In England also, Mr. Keir Hardie announced in 1892 that the country was Socialist. In 1894 the Trade Union Congress at Norwich passed a resolution in favour of the socialisation of all the means of production and exchange; in 1895, at Cardiff, the Congress confined itself to nationalisation of land, mines and railways. At the General Election of 1895, the members of the Labour Party were reduced from 12 to 4, Mr. Keir Hardie being among the victims. The Trade Unions freed themselves from Socialism. At present, the Labour Party, having opposed Mr. Chamberlain's fiscal policy, numbers fifty members in the House of Commons. But how many Socialists are there among them? Twenty-nine style themselves Socialists, but decline to make any confession of faith in the doctrine of the class war or to give expression to collectivist aspirations. The Fabians, or temporising Socialists, want to begin with Municipal Socialism. I was not disturbed at the result which would be obtained from experi ments of this kind. Practical Socialism will always be curbed by one thing—the Budget. And the electors of members of the London County Council and the London Borough Councils, have taken fright at the increase of expenditure and have recently cut short the experiments in Municipal Socialism which had been attempted in that City.

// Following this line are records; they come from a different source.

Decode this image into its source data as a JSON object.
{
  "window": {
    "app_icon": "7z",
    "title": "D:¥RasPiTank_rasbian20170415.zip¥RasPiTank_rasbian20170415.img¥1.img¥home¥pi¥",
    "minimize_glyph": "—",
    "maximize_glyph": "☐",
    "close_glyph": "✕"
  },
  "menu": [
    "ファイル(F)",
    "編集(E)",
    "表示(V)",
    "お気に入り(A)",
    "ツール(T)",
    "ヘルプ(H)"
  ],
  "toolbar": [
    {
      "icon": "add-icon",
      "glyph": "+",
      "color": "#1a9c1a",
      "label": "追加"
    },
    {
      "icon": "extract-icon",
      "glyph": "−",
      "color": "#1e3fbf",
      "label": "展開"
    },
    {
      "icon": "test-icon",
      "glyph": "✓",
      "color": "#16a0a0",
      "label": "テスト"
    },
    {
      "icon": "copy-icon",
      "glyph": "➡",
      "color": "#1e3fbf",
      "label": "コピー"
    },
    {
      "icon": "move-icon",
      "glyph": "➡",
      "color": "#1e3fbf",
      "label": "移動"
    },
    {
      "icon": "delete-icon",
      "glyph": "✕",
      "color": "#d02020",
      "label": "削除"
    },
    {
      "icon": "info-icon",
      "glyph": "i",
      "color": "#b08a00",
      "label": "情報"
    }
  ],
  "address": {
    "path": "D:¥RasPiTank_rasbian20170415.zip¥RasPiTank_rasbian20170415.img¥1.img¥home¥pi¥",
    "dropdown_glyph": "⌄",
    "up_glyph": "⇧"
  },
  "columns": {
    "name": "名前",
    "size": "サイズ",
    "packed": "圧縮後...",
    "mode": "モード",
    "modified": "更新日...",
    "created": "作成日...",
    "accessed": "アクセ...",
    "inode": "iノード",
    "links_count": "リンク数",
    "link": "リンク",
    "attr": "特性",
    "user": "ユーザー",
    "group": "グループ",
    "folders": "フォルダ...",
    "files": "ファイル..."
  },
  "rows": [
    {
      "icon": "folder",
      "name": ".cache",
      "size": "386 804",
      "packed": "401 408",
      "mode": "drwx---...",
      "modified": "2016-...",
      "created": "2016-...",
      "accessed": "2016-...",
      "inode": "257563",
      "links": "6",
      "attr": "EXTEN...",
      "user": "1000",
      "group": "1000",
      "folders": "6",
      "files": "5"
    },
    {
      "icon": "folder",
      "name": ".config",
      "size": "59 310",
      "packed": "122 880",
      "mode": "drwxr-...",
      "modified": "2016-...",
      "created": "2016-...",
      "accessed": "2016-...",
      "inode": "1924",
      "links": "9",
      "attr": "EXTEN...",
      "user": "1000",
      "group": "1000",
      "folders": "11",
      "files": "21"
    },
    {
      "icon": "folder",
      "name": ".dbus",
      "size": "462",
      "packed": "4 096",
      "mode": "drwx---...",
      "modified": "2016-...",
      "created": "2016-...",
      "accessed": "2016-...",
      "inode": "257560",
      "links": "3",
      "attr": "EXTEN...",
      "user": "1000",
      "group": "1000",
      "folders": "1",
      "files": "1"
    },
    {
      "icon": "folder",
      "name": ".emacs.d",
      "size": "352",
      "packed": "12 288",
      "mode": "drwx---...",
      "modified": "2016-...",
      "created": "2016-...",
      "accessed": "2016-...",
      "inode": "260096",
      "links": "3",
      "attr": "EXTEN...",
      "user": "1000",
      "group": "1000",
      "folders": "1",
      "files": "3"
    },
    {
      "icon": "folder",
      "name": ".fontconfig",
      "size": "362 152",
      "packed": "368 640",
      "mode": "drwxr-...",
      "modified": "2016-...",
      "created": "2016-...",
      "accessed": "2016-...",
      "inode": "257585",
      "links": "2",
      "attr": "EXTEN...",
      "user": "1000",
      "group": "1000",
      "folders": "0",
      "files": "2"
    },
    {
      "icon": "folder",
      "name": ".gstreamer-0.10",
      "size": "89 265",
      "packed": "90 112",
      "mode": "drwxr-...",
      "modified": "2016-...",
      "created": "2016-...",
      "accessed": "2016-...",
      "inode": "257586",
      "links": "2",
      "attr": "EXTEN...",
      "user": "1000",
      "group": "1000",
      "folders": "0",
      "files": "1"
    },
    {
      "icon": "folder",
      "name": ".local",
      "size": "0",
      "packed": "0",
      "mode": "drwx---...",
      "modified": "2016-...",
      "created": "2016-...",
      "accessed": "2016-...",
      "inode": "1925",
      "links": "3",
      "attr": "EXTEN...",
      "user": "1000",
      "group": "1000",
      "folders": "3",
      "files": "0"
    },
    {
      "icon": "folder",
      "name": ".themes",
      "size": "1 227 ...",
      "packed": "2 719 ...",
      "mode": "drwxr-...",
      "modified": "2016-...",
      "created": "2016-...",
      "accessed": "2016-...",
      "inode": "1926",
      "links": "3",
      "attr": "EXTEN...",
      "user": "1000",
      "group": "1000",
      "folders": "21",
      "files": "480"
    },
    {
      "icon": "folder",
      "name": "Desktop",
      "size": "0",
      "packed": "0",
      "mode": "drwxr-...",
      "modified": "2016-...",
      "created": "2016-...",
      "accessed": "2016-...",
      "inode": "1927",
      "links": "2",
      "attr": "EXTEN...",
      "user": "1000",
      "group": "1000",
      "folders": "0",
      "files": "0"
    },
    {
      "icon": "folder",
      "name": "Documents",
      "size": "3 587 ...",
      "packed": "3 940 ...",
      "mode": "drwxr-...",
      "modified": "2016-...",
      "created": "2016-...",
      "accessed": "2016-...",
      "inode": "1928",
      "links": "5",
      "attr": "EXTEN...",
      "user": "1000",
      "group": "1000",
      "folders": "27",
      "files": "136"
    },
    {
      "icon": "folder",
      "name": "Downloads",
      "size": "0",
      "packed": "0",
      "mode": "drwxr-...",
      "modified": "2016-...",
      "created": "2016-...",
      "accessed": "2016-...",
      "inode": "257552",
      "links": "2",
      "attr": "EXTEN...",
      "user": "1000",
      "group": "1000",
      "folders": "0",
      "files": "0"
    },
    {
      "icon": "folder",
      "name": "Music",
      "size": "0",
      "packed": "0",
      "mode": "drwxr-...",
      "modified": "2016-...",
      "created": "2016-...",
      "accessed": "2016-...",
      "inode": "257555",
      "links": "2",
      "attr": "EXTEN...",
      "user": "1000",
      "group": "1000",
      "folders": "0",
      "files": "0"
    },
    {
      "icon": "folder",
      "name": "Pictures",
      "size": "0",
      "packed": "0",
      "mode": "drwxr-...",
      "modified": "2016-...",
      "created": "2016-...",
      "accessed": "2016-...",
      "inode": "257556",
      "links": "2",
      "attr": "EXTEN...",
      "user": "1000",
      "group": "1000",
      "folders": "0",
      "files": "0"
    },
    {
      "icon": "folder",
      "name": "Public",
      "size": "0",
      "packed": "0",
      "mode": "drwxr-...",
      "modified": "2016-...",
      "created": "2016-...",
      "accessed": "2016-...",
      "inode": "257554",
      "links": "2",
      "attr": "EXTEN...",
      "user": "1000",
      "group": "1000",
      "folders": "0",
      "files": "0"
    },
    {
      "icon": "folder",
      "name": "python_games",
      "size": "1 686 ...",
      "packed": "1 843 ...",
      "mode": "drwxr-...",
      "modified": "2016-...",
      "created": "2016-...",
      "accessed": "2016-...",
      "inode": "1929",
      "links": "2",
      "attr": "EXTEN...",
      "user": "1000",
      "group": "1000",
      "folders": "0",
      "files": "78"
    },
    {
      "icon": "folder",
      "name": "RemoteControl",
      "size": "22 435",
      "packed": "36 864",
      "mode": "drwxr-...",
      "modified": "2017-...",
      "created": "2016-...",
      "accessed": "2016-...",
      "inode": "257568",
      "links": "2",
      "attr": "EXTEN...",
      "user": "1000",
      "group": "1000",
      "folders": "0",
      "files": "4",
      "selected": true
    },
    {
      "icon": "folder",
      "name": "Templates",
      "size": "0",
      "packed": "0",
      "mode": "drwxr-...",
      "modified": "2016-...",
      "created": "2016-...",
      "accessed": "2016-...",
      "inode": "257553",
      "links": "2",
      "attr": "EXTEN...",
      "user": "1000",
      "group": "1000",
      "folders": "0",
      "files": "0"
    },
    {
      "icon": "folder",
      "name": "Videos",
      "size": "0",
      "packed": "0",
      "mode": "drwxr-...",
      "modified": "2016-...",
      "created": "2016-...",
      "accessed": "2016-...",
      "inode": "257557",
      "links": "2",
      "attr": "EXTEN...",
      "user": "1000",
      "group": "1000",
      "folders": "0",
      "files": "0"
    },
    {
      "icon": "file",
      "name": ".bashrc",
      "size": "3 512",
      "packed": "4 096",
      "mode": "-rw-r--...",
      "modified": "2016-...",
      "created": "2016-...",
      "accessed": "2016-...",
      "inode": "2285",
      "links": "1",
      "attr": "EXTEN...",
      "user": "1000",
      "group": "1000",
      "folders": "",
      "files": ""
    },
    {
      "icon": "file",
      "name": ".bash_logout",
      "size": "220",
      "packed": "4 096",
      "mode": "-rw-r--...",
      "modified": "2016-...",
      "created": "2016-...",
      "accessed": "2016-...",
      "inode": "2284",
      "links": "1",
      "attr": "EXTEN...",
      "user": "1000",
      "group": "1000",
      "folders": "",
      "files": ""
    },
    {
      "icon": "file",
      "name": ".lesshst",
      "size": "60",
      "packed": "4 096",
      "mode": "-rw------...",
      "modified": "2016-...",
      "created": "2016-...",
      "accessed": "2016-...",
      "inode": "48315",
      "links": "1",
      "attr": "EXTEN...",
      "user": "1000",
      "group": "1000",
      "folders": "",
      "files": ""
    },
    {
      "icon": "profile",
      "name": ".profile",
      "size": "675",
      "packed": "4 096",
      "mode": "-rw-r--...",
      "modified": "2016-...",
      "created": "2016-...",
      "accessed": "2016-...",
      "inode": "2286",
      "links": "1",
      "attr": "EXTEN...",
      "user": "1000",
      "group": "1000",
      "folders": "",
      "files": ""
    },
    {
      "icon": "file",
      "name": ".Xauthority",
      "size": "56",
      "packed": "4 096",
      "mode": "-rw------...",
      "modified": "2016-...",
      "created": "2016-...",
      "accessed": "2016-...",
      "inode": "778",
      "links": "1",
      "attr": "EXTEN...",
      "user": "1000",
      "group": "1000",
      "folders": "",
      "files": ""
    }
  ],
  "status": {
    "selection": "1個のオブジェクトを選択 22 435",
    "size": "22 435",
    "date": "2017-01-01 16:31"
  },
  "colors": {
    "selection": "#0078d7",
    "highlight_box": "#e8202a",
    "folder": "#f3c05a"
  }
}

In the United States the number of Socialists is insignificant, and one may say that all the Socialist writers, journalists and agitators are of German origin. At the elections to the Chamber of Representatives in 1904, they numbered 408,000; at the elections in 1906, they had fallen to 285,300 out of a total of eleven millions of electors, a proportion of about 2½ per cent.: and yet this is the country which Socialists ought to consider as having advanced furthest on the road to collectivism marked out by Karl Marx, by reason of the enormous size of a number of its industrial establishments and of the accumulations of capital to be found in certain hands.
In France they have drawn all their power from the weakness entertained for them by the Radicals and Radical-Socialists. There are fifty-three members owning allegiance to the party in the Chamber of Deputies, but many of them were elected with a balance of Radical votes; and how many are there, among those who voted for them, who would care to see Socialism, in however attenuated a form, put into practice? As regards independent Socialists, there are a certain number who have been rejected by the united Socialist Party and by all honest parties. Combining the 160,000 votes obtained by these buffoons with the 960,000 votes given to the United Socialist Party, we have a total of 1,120,000 votes out of 8,900,000, or 7 per cent. And three-fourths of them are only voting for a word, while hostile to the things for which it stands.